# [The problem]
Repeat the records exactly. Leave out the pictures.
[Extracted material Boundary: Start]
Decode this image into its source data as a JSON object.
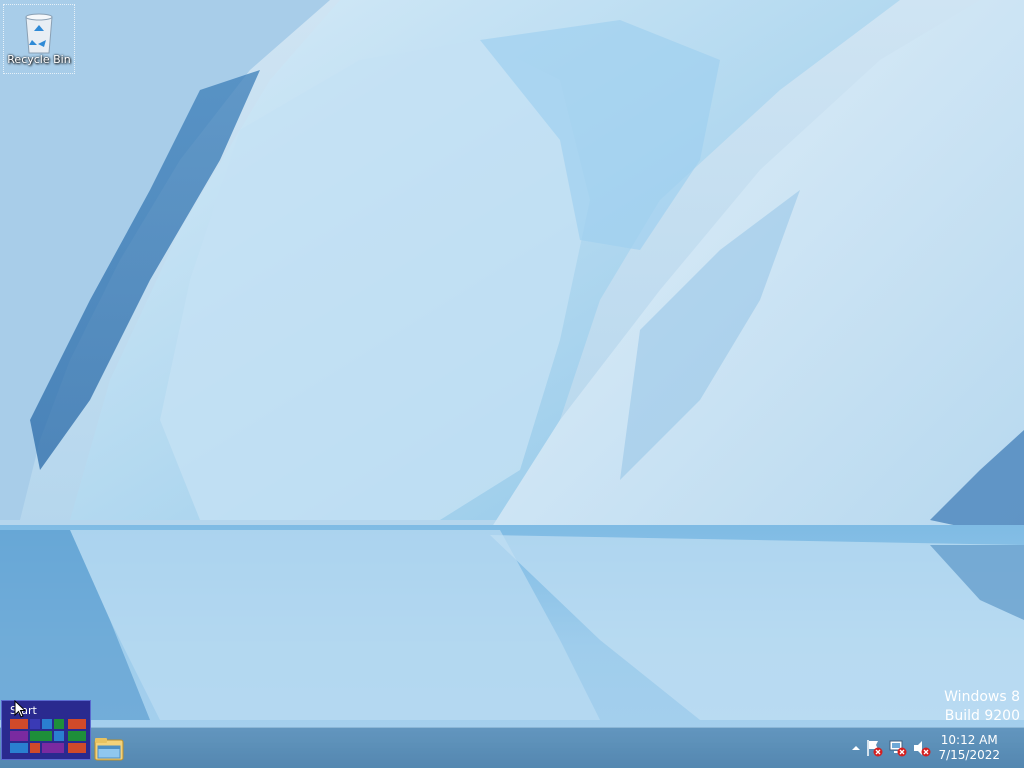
{
  "desktop": {
    "icons": [
      {
        "label": "Recycle Bin",
        "icon": "recycle-bin-icon"
      }
    ],
    "watermark": {
      "line1": "Windows 8",
      "line2": "Build 9200"
    }
  },
  "start": {
    "label": "Start",
    "tile_colors": [
      "#d04a2a",
      "#3a3ab5",
      "#2a7fd0",
      "#1e8f3a",
      "#d04a2a",
      "#7a2aa0",
      "#3a3ab5",
      "#1e8f3a",
      "#2a7fd0",
      "#d04a2a",
      "#7a2aa0",
      "#1e8f3a"
    ]
  },
  "taskbar": {
    "pinned": [
      {
        "name": "File Explorer",
        "icon": "file-explorer-icon"
      }
    ],
    "tray": {
      "icons": [
        "show-hidden-icons-chevron",
        "action-center-flag-icon",
        "network-disconnected-icon",
        "volume-muted-icon"
      ],
      "time": "10:12 AM",
      "date": "7/15/2022"
    }
  },
  "colors": {
    "taskbar": "#5b8fbb",
    "start_tile_bg": "#2a2a8f",
    "text": "#ffffff"
  }
}
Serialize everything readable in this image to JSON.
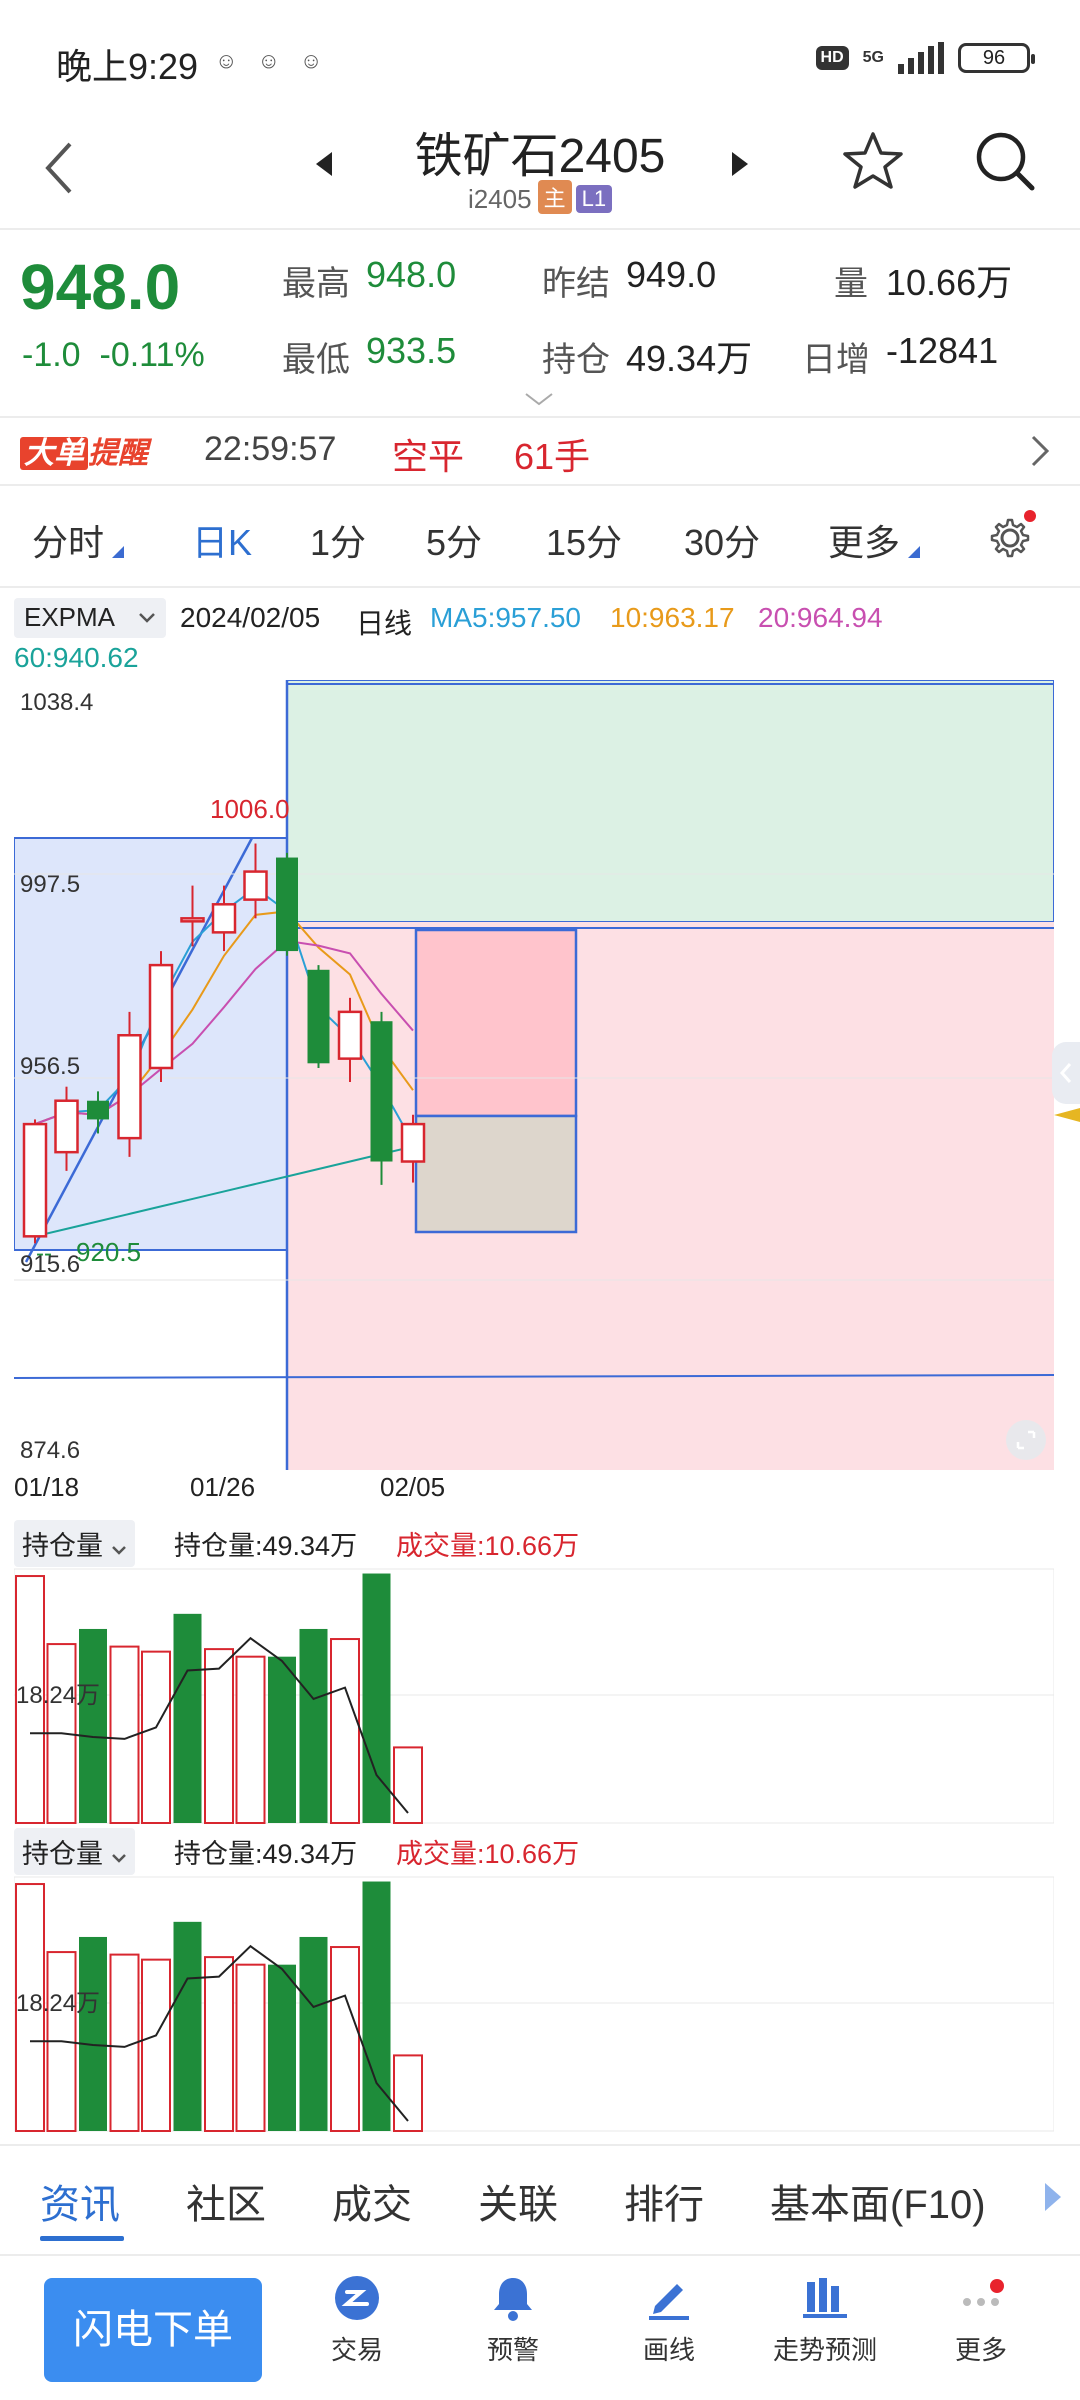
{
  "status_bar": {
    "time": "晚上9:29",
    "network": "5G",
    "battery": "96",
    "hd": "HD"
  },
  "header": {
    "title": "铁矿石2405",
    "code": "i2405",
    "badge_main": "主",
    "badge_level": "L1"
  },
  "quote": {
    "last": "948.0",
    "change": "-1.0",
    "change_pct": "-0.11%",
    "high_label": "最高",
    "high": "948.0",
    "low_label": "最低",
    "low": "933.5",
    "prev_settle_label": "昨结",
    "prev_settle": "949.0",
    "open_interest_label": "持仓",
    "open_interest": "49.34万",
    "volume_label": "量",
    "volume": "10.66万",
    "daily_inc_label": "日增",
    "daily_inc": "-12841"
  },
  "alert": {
    "badge_a": "大单",
    "badge_b": "提醒",
    "time": "22:59:57",
    "type": "空平",
    "qty": "61手"
  },
  "periods": {
    "tabs": [
      "分时",
      "日K",
      "1分",
      "5分",
      "15分",
      "30分",
      "更多"
    ],
    "active": "日K"
  },
  "indicator": {
    "name": "EXPMA",
    "date": "2024/02/05",
    "period": "日线",
    "ma5": "MA5:957.50",
    "ma10": "10:963.17",
    "ma20": "20:964.94",
    "ma60": "60:940.62"
  },
  "chart_data": {
    "type": "candlestick",
    "y_ticks": [
      "1038.4",
      "997.5",
      "956.5",
      "915.6",
      "874.6"
    ],
    "x_ticks": [
      "01/18",
      "01/26",
      "02/05"
    ],
    "high_annotation": "1006.0",
    "low_annotation": "920.5",
    "candles": [
      {
        "o": 922,
        "c": 946,
        "h": 947,
        "l": 920.5,
        "dir": "up"
      },
      {
        "o": 940,
        "c": 951,
        "h": 954,
        "l": 936,
        "dir": "up"
      },
      {
        "o": 951,
        "c": 947,
        "h": 953,
        "l": 944,
        "dir": "down"
      },
      {
        "o": 943,
        "c": 965,
        "h": 970,
        "l": 939,
        "dir": "up"
      },
      {
        "o": 958,
        "c": 980,
        "h": 983,
        "l": 955,
        "dir": "up"
      },
      {
        "o": 990,
        "c": 990,
        "h": 997,
        "l": 984,
        "dir": "flat"
      },
      {
        "o": 987,
        "c": 993,
        "h": 997,
        "l": 983,
        "dir": "up"
      },
      {
        "o": 994,
        "c": 1000,
        "h": 1006,
        "l": 990,
        "dir": "up"
      },
      {
        "o": 1003,
        "c": 983,
        "h": 1004,
        "l": 982,
        "dir": "down"
      },
      {
        "o": 979,
        "c": 959,
        "h": 980,
        "l": 958,
        "dir": "down"
      },
      {
        "o": 960,
        "c": 970,
        "h": 973,
        "l": 955,
        "dir": "up"
      },
      {
        "o": 968,
        "c": 938,
        "h": 970,
        "l": 933,
        "dir": "down"
      },
      {
        "o": 938,
        "c": 946,
        "h": 948,
        "l": 933.5,
        "dir": "up"
      }
    ],
    "ylim": [
      874.6,
      1038.4
    ]
  },
  "volume_panels": [
    {
      "label": "持仓量",
      "oi_text": "持仓量:49.34万",
      "vol_text": "成交量:10.66万",
      "level": "18.24万"
    },
    {
      "label": "持仓量",
      "oi_text": "持仓量:49.34万",
      "vol_text": "成交量:10.66万",
      "level": "18.24万"
    }
  ],
  "volume_data": {
    "bars": [
      {
        "v": 0.98,
        "dir": "up"
      },
      {
        "v": 0.71,
        "dir": "up"
      },
      {
        "v": 0.77,
        "dir": "down"
      },
      {
        "v": 0.7,
        "dir": "up"
      },
      {
        "v": 0.68,
        "dir": "up"
      },
      {
        "v": 0.83,
        "dir": "down"
      },
      {
        "v": 0.69,
        "dir": "up"
      },
      {
        "v": 0.66,
        "dir": "up"
      },
      {
        "v": 0.66,
        "dir": "down"
      },
      {
        "v": 0.77,
        "dir": "down"
      },
      {
        "v": 0.73,
        "dir": "up"
      },
      {
        "v": 0.99,
        "dir": "down"
      },
      {
        "v": 0.3,
        "dir": "up"
      }
    ],
    "oi_line": [
      0.42,
      0.42,
      0.4,
      0.39,
      0.45,
      0.75,
      0.76,
      0.92,
      0.8,
      0.6,
      0.66,
      0.2,
      0.0
    ]
  },
  "info_tabs": [
    "资讯",
    "社区",
    "成交",
    "关联",
    "排行",
    "基本面(F10)"
  ],
  "bottom_nav": {
    "flash_order": "闪电下单",
    "items": [
      "交易",
      "预警",
      "画线",
      "走势预测",
      "更多"
    ]
  },
  "colors": {
    "up": "#d8262f",
    "down": "#1e8c3a",
    "accent": "#2d6fd0"
  }
}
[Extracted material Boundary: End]
# [Written response]
Decode this image into its source data as a JSON object.
{
  "desktop": {
    "icons": [
      {
        "label": "Recycle Bin",
        "icon": "recycle-bin-icon"
      }
    ],
    "watermark": {
      "line1": "Windows 8",
      "line2": "Build 9200"
    }
  },
  "start": {
    "label": "Start",
    "tile_colors": [
      "#d04a2a",
      "#3a3ab5",
      "#2a7fd0",
      "#1e8f3a",
      "#d04a2a",
      "#7a2aa0",
      "#3a3ab5",
      "#1e8f3a",
      "#2a7fd0",
      "#d04a2a",
      "#7a2aa0",
      "#1e8f3a"
    ]
  },
  "taskbar": {
    "pinned": [
      {
        "name": "File Explorer",
        "icon": "file-explorer-icon"
      }
    ],
    "tray": {
      "icons": [
        "show-hidden-icons-chevron",
        "action-center-flag-icon",
        "network-disconnected-icon",
        "volume-muted-icon"
      ],
      "time": "10:12 AM",
      "date": "7/15/2022"
    }
  },
  "colors": {
    "taskbar": "#5b8fbb",
    "start_tile_bg": "#2a2a8f",
    "text": "#ffffff"
  }
}
Serialize everything readable in this image to JSON.
{
  "status_bar": {
    "time": "晚上9:29",
    "network": "5G",
    "battery": "96",
    "hd": "HD"
  },
  "header": {
    "title": "铁矿石2405",
    "code": "i2405",
    "badge_main": "主",
    "badge_level": "L1"
  },
  "quote": {
    "last": "948.0",
    "change": "-1.0",
    "change_pct": "-0.11%",
    "high_label": "最高",
    "high": "948.0",
    "low_label": "最低",
    "low": "933.5",
    "prev_settle_label": "昨结",
    "prev_settle": "949.0",
    "open_interest_label": "持仓",
    "open_interest": "49.34万",
    "volume_label": "量",
    "volume": "10.66万",
    "daily_inc_label": "日增",
    "daily_inc": "-12841"
  },
  "alert": {
    "badge_a": "大单",
    "badge_b": "提醒",
    "time": "22:59:57",
    "type": "空平",
    "qty": "61手"
  },
  "periods": {
    "tabs": [
      "分时",
      "日K",
      "1分",
      "5分",
      "15分",
      "30分",
      "更多"
    ],
    "active": "日K"
  },
  "indicator": {
    "name": "EXPMA",
    "date": "2024/02/05",
    "period": "日线",
    "ma5": "MA5:957.50",
    "ma10": "10:963.17",
    "ma20": "20:964.94",
    "ma60": "60:940.62"
  },
  "chart_data": {
    "type": "candlestick",
    "y_ticks": [
      "1038.4",
      "997.5",
      "956.5",
      "915.6",
      "874.6"
    ],
    "x_ticks": [
      "01/18",
      "01/26",
      "02/05"
    ],
    "high_annotation": "1006.0",
    "low_annotation": "920.5",
    "candles": [
      {
        "o": 922,
        "c": 946,
        "h": 947,
        "l": 920.5,
        "dir": "up"
      },
      {
        "o": 940,
        "c": 951,
        "h": 954,
        "l": 936,
        "dir": "up"
      },
      {
        "o": 951,
        "c": 947,
        "h": 953,
        "l": 944,
        "dir": "down"
      },
      {
        "o": 943,
        "c": 965,
        "h": 970,
        "l": 939,
        "dir": "up"
      },
      {
        "o": 958,
        "c": 980,
        "h": 983,
        "l": 955,
        "dir": "up"
      },
      {
        "o": 990,
        "c": 990,
        "h": 997,
        "l": 984,
        "dir": "flat"
      },
      {
        "o": 987,
        "c": 993,
        "h": 997,
        "l": 983,
        "dir": "up"
      },
      {
        "o": 994,
        "c": 1000,
        "h": 1006,
        "l": 990,
        "dir": "up"
      },
      {
        "o": 1003,
        "c": 983,
        "h": 1004,
        "l": 982,
        "dir": "down"
      },
      {
        "o": 979,
        "c": 959,
        "h": 980,
        "l": 958,
        "dir": "down"
      },
      {
        "o": 960,
        "c": 970,
        "h": 973,
        "l": 955,
        "dir": "up"
      },
      {
        "o": 968,
        "c": 938,
        "h": 970,
        "l": 933,
        "dir": "down"
      },
      {
        "o": 938,
        "c": 946,
        "h": 948,
        "l": 933.5,
        "dir": "up"
      }
    ],
    "ylim": [
      874.6,
      1038.4
    ]
  },
  "volume_panels": [
    {
      "label": "持仓量",
      "oi_text": "持仓量:49.34万",
      "vol_text": "成交量:10.66万",
      "level": "18.24万"
    },
    {
      "label": "持仓量",
      "oi_text": "持仓量:49.34万",
      "vol_text": "成交量:10.66万",
      "level": "18.24万"
    }
  ],
  "volume_data": {
    "bars": [
      {
        "v": 0.98,
        "dir": "up"
      },
      {
        "v": 0.71,
        "dir": "up"
      },
      {
        "v": 0.77,
        "dir": "down"
      },
      {
        "v": 0.7,
        "dir": "up"
      },
      {
        "v": 0.68,
        "dir": "up"
      },
      {
        "v": 0.83,
        "dir": "down"
      },
      {
        "v": 0.69,
        "dir": "up"
      },
      {
        "v": 0.66,
        "dir": "up"
      },
      {
        "v": 0.66,
        "dir": "down"
      },
      {
        "v": 0.77,
        "dir": "down"
      },
      {
        "v": 0.73,
        "dir": "up"
      },
      {
        "v": 0.99,
        "dir": "down"
      },
      {
        "v": 0.3,
        "dir": "up"
      }
    ],
    "oi_line": [
      0.42,
      0.42,
      0.4,
      0.39,
      0.45,
      0.75,
      0.76,
      0.92,
      0.8,
      0.6,
      0.66,
      0.2,
      0.0
    ]
  },
  "info_tabs": [
    "资讯",
    "社区",
    "成交",
    "关联",
    "排行",
    "基本面(F10)"
  ],
  "bottom_nav": {
    "flash_order": "闪电下单",
    "items": [
      "交易",
      "预警",
      "画线",
      "走势预测",
      "更多"
    ]
  },
  "colors": {
    "up": "#d8262f",
    "down": "#1e8c3a",
    "accent": "#2d6fd0"
  }
}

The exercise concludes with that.